Ruffin was raised in Whynot, Mississippi with a strict father, stepmother and three siblings. The family sang together as a gospel group among greats like Mahalia Jackson and The Five Blind Boys of Mississippi. Ruffin never knew his biological mother, who passed away after he was born, and felt the loss of his older sister, Rosetta. By age 15, Ruffin was on a jazz tour with Phineas Newborn Jr., meeting performers like Elvis Presley, The Staples Singers and Little Richard.
Teaming up with Berry Gordy in 1957, Ruffin lived with Gordy’s father for a short period of time while stuffing records alongside Marvin Gaye at the Anna Records studio, owned by Gordy’s sister. After a few solo recordings, Ruffin was asked to join his brother Jimmy’s group, The Temptations, in 1964. Later that year, Smokey Robinson wrote “My Girl” with Ruffin on lead vocals, giving his voice a chance to be heard.
Unfortunately, by 1967, Ruffin had an addiction to cocaine, and the group suffered. His egotistical demands caused the group to replace him with Dennis Edwards in 1968. Though he was no longer the group lead, Ruffin would occasionally appear on stage and take the mic from Edwards during performances. He would be forced to finish his contract with Motown as a solo artist.
Ruffin continued to record several albums, including the platinum hit, “Walk Away From Love.” He later collaborated with Eddie Kendrick and Rick James in the 1980s. This was also the decade he was sent to prison several times related to drugs and tax evasion.
Ruffin died in June 1991 from a cocaine overdose.
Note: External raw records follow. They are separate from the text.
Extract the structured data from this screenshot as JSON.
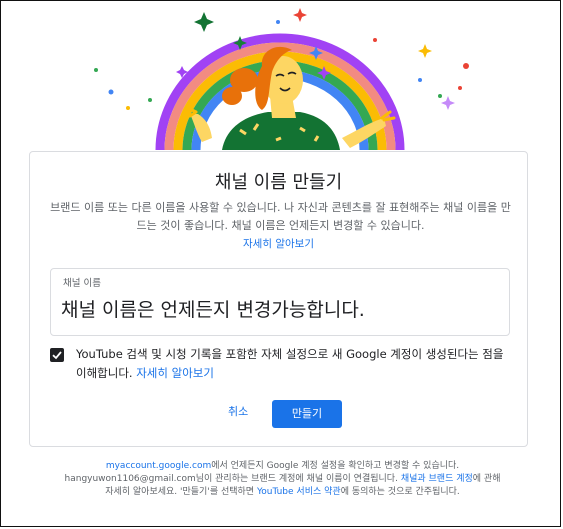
{
  "dialog": {
    "title": "채널 이름 만들기",
    "description": "브랜드 이름 또는 다른 이름을 사용할 수 있습니다. 나 자신과 콘텐츠를 잘 표현해주는 채널 이름을 만드는 것이 좋습니다. 채널 이름은 언제든지 변경할 수 있습니다.",
    "learn_more": "자세히 알아보기",
    "field": {
      "label": "채널 이름",
      "value": "채널 이름은 언제든지 변경가능합니다."
    },
    "consent": {
      "checked": true,
      "text": "YouTube 검색 및 시청 기록을 포함한 자체 설정으로 새 Google 계정이 생성된다는 점을 이해합니다.",
      "link": "자세히 알아보기"
    },
    "cancel_label": "취소",
    "create_label": "만들기"
  },
  "footer": {
    "account_link": "myaccount.google.com",
    "line1_rest": "에서 언제든지 Google 계정 설정을 확인하고 변경할 수 있습니다.",
    "line2": "hangyuwon1106@gmail.com님이 관리하는 브랜드 계정에 채널 이름이 연결됩니다.",
    "brand_link": "채널과 브랜드 계정",
    "line3_rest": "에 관해 자세히 알아보세요. '만들기'를 선택하면",
    "terms_link": "YouTube 서비스 약관",
    "line4_rest": "에 동의하는 것으로 간주됩니다."
  },
  "colors": {
    "accent": "#1a73e8",
    "checkbox": "#202124",
    "hair": "#e8710a",
    "shirt": "#137333"
  }
}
Reports of his last days alive and his portrayal in movies has been disputed in courts by his family.